- Entries from a dataset of interfaces:
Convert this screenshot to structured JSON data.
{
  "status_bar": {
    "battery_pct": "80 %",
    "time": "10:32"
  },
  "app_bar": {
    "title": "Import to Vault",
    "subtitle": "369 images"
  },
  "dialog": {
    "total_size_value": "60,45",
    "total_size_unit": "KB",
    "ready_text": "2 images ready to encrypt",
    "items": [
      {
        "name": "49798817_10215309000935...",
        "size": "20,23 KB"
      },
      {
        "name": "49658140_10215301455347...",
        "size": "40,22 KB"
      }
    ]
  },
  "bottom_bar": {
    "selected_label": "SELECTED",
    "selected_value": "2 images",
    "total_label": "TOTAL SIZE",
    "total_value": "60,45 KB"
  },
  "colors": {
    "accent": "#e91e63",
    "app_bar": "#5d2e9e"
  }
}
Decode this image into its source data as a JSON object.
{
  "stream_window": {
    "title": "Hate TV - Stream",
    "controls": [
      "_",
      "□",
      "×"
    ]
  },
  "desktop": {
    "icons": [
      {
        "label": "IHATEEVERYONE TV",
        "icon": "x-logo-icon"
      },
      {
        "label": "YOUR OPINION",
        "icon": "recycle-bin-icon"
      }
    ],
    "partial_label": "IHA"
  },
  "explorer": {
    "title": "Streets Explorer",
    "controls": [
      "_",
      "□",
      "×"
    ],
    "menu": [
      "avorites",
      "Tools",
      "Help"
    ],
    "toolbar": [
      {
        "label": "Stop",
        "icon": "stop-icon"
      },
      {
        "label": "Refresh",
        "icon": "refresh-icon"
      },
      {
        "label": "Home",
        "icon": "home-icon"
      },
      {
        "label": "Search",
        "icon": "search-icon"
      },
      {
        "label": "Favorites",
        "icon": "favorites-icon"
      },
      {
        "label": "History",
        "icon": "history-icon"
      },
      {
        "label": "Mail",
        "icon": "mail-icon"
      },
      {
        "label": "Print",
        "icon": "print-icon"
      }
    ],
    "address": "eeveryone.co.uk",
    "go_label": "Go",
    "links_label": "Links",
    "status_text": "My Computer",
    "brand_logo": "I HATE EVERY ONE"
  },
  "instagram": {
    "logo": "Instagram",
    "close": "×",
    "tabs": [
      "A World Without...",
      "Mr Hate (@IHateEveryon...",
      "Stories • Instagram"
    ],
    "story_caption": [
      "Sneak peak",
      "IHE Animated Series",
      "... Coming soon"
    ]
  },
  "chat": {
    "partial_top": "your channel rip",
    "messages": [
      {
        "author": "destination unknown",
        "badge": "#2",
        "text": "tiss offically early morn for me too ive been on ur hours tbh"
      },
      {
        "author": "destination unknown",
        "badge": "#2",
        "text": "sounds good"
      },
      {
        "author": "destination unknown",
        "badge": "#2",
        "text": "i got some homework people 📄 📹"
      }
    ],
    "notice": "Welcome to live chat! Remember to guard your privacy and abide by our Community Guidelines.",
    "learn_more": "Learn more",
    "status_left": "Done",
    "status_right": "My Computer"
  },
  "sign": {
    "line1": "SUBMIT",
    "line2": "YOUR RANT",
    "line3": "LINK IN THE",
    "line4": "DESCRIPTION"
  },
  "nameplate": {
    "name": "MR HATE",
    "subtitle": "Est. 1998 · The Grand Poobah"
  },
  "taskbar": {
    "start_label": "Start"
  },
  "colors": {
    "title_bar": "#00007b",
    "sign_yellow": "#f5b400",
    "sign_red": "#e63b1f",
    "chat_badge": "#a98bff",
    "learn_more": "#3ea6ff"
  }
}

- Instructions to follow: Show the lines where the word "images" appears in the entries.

- Worked solution:
    "subtitle": "369 images"
    "ready_text": "2 images ready to encrypt",
    "selected_value": "2 images",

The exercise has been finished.